  • August 31, 2015: Hurricane Fred reached Category 1 strength as it hit Cape Verde, resulting in hurricane conditions across many of the islands. Seven people died when their fishing boat capsized off the coast of Guinea-Bissau, and another two fishermen were presumed dead after never returning to Boa Vista.
Lanzarote Black Sand Beach
Lanzarote Black Sand Beach

Arrecife is a port city on the east coast of Lanzarote, one of Spain’s Canary Islands.  Lanzarote is a volcanic island with its phenomenal black beaches. The black beaches of Arrecife  make it a favorite cruise port call on Mediterranean cruises for many cruise lines.

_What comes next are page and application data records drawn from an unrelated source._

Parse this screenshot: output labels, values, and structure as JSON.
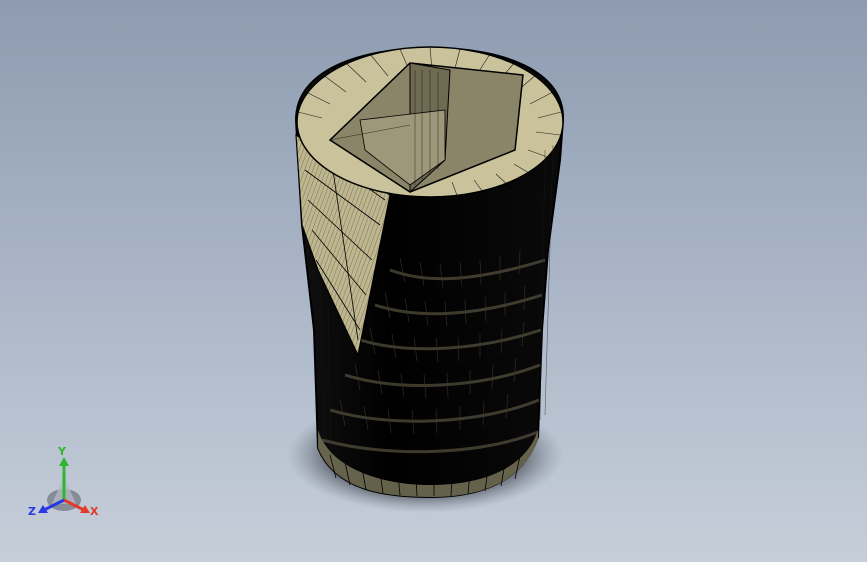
{
  "viewport": {
    "background_top": "#8e9bb0",
    "background_bottom": "#c6ced9"
  },
  "model": {
    "icon": "threaded-plug-with-square-socket",
    "surface_color": "#c9c29a",
    "mesh_color": "#000000"
  },
  "triad": {
    "x_label": "X",
    "y_label": "Y",
    "z_label": "Z",
    "x_color": "#e23a2a",
    "y_color": "#2fb52f",
    "z_color": "#2a3ae2"
  }
}
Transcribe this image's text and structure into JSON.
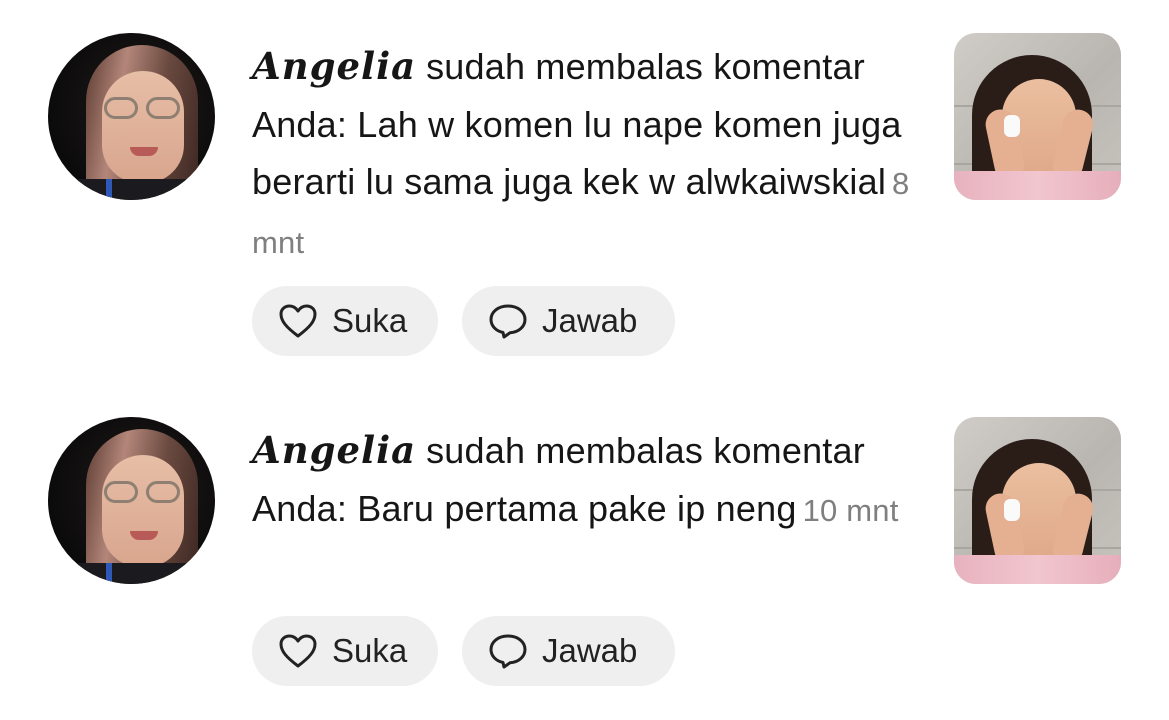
{
  "notifications": [
    {
      "user_name": "𝑨𝒏𝒈𝒆𝒍𝒊𝒂",
      "action_text": "sudah membalas komentar Anda: Lah w komen lu nape komen juga berarti lu sama juga kek w alwkaiwskial",
      "time": "8 mnt",
      "like_label": "Suka",
      "reply_label": "Jawab",
      "avatar_icon": "user-avatar",
      "thumbnail_icon": "video-thumbnail"
    },
    {
      "user_name": "𝑨𝒏𝒈𝒆𝒍𝒊𝒂",
      "action_text": "sudah membalas komentar Anda: Baru pertama pake ip neng",
      "time": "10 mnt",
      "like_label": "Suka",
      "reply_label": "Jawab",
      "avatar_icon": "user-avatar",
      "thumbnail_icon": "video-thumbnail"
    }
  ],
  "icons": {
    "like": "heart-outline-icon",
    "reply": "speech-bubble-icon"
  }
}
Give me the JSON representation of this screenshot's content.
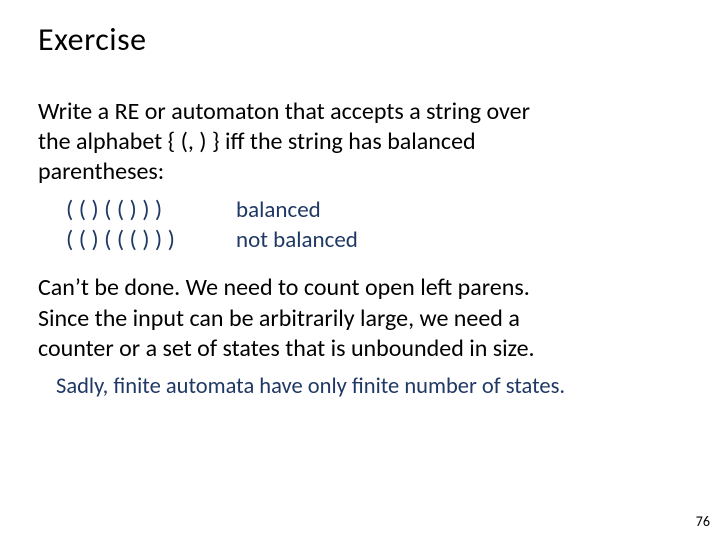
{
  "title": "Exercise",
  "prompt": {
    "line1": "Write a RE or automaton that accepts a string over",
    "line2": "the alphabet { (, ) } iff the string has balanced",
    "line3": "parentheses:"
  },
  "examples": [
    {
      "input": "( ( ) ( ( ) ) )",
      "label": "balanced"
    },
    {
      "input": "( ( ) ( ( ( ) ) )",
      "label": "not balanced"
    }
  ],
  "answer": {
    "l1": "Can’t be done.  We need to count open left parens.",
    "l2": "Since the input can be arbitrarily large, we need a",
    "l3": "counter or a set of states that is unbounded in size."
  },
  "remark": "Sadly, finite automata have only finite number of states.",
  "page_number": "76"
}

Cruise Line ships with calls at the Canary Islands include:  AIDA Cruises, Azamara Cruises, Celebrity Cruises, Costa Cruises, Cunard Line, Fred Olsen Cruise Line, MSC Cruises, Marella Cruises, Norwegian Cruise Line, Oceania Cruises, Princess Cruises, Royal Caribbean Cruise Lines, Seabourn Cruises and TUI Cruises. Those cruise lines’ ships will be seen on the airport live streaming webcam.

The Lanzarote airport has a nice live streaming webcam.  Anzarote International also known as Arrecife Airport, is  located in San Bartolomé, Las Palmas, 5 kilometres (3.1 mi) southwest of the town of Arrecife. The airport is the main gateway for domestic and international tourists, allowing up to 6 million passengers a year or average 16,000 passengers a day.  The airport live streaming webcam is one of my favorites, as it offers a glimpse of dozens of cruise ships as they sail past the coastline.

Article Resources:

Video: Lanzarote Intl. Airport (GCRR) HD Streaming, Canary Islands